__Information provided__.
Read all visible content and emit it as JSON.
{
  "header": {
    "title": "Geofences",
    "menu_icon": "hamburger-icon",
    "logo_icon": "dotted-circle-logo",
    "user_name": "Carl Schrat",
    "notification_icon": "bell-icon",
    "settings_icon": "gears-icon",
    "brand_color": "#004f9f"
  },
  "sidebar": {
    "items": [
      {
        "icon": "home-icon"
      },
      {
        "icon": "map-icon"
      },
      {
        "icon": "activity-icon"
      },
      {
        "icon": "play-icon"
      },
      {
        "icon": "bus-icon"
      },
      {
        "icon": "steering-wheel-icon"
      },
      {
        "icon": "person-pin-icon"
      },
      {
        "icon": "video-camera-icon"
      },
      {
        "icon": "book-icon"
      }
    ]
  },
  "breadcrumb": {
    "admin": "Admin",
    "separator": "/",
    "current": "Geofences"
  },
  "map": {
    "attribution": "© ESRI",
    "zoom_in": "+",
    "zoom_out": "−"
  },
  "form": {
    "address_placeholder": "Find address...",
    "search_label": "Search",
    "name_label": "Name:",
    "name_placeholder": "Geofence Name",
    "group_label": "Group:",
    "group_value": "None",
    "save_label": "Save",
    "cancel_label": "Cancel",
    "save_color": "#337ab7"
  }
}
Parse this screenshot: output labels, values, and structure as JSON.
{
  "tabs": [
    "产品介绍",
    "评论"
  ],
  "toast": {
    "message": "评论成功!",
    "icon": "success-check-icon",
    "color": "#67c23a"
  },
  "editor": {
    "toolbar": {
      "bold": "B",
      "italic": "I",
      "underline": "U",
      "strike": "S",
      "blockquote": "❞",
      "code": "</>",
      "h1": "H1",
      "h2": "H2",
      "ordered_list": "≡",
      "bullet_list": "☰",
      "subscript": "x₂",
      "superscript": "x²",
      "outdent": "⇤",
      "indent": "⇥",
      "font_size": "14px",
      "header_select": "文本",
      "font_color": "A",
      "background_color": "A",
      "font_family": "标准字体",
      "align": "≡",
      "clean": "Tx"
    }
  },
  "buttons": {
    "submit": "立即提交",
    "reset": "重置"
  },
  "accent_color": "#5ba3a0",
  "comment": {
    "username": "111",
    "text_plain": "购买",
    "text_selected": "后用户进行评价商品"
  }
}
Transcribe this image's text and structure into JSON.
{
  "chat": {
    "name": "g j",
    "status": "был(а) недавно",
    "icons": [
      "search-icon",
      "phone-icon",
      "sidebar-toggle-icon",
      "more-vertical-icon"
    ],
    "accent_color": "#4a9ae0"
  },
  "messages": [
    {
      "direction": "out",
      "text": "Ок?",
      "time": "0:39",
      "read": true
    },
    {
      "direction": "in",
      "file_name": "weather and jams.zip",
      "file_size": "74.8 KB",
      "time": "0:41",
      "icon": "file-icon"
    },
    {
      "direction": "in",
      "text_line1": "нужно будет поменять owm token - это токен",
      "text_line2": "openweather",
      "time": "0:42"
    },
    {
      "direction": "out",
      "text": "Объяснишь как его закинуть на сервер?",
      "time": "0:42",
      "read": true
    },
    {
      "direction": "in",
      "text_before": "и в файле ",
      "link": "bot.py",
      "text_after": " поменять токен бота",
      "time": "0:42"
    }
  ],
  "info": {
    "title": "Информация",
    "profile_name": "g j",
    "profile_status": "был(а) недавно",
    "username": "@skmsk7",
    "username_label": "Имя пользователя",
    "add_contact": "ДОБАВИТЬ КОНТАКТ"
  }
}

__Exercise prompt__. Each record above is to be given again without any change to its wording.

__Finished exercise__.
Read all visible content and emit it as JSON.
{
  "header": {
    "title": "Geofences",
    "menu_icon": "hamburger-icon",
    "logo_icon": "dotted-circle-logo",
    "user_name": "Carl Schrat",
    "notification_icon": "bell-icon",
    "settings_icon": "gears-icon",
    "brand_color": "#004f9f"
  },
  "sidebar": {
    "items": [
      {
        "icon": "home-icon"
      },
      {
        "icon": "map-icon"
      },
      {
        "icon": "activity-icon"
      },
      {
        "icon": "play-icon"
      },
      {
        "icon": "bus-icon"
      },
      {
        "icon": "steering-wheel-icon"
      },
      {
        "icon": "person-pin-icon"
      },
      {
        "icon": "video-camera-icon"
      },
      {
        "icon": "book-icon"
      }
    ]
  },
  "breadcrumb": {
    "admin": "Admin",
    "separator": "/",
    "current": "Geofences"
  },
  "map": {
    "attribution": "© ESRI",
    "zoom_in": "+",
    "zoom_out": "−"
  },
  "form": {
    "address_placeholder": "Find address...",
    "search_label": "Search",
    "name_label": "Name:",
    "name_placeholder": "Geofence Name",
    "group_label": "Group:",
    "group_value": "None",
    "save_label": "Save",
    "cancel_label": "Cancel",
    "save_color": "#337ab7"
  }
}
Parse this screenshot: output labels, values, and structure as JSON.
{
  "tabs": [
    "产品介绍",
    "评论"
  ],
  "toast": {
    "message": "评论成功!",
    "icon": "success-check-icon",
    "color": "#67c23a"
  },
  "editor": {
    "toolbar": {
      "bold": "B",
      "italic": "I",
      "underline": "U",
      "strike": "S",
      "blockquote": "❞",
      "code": "</>",
      "h1": "H1",
      "h2": "H2",
      "ordered_list": "≡",
      "bullet_list": "☰",
      "subscript": "x₂",
      "superscript": "x²",
      "outdent": "⇤",
      "indent": "⇥",
      "font_size": "14px",
      "header_select": "文本",
      "font_color": "A",
      "background_color": "A",
      "font_family": "标准字体",
      "align": "≡",
      "clean": "Tx"
    }
  },
  "buttons": {
    "submit": "立即提交",
    "reset": "重置"
  },
  "accent_color": "#5ba3a0",
  "comment": {
    "username": "111",
    "text_plain": "购买",
    "text_selected": "后用户进行评价商品"
  }
}
Transcribe this image's text and structure into JSON.
{
  "chat": {
    "name": "g j",
    "status": "был(а) недавно",
    "icons": [
      "search-icon",
      "phone-icon",
      "sidebar-toggle-icon",
      "more-vertical-icon"
    ],
    "accent_color": "#4a9ae0"
  },
  "messages": [
    {
      "direction": "out",
      "text": "Ок?",
      "time": "0:39",
      "read": true
    },
    {
      "direction": "in",
      "file_name": "weather and jams.zip",
      "file_size": "74.8 KB",
      "time": "0:41",
      "icon": "file-icon"
    },
    {
      "direction": "in",
      "text_line1": "нужно будет поменять owm token - это токен",
      "text_line2": "openweather",
      "time": "0:42"
    },
    {
      "direction": "out",
      "text": "Объяснишь как его закинуть на сервер?",
      "time": "0:42",
      "read": true
    },
    {
      "direction": "in",
      "text_before": "и в файле ",
      "link": "bot.py",
      "text_after": " поменять токен бота",
      "time": "0:42"
    }
  ],
  "info": {
    "title": "Информация",
    "profile_name": "g j",
    "profile_status": "был(а) недавно",
    "username": "@skmsk7",
    "username_label": "Имя пользователя",
    "add_contact": "ДОБАВИТЬ КОНТАКТ"
  }
}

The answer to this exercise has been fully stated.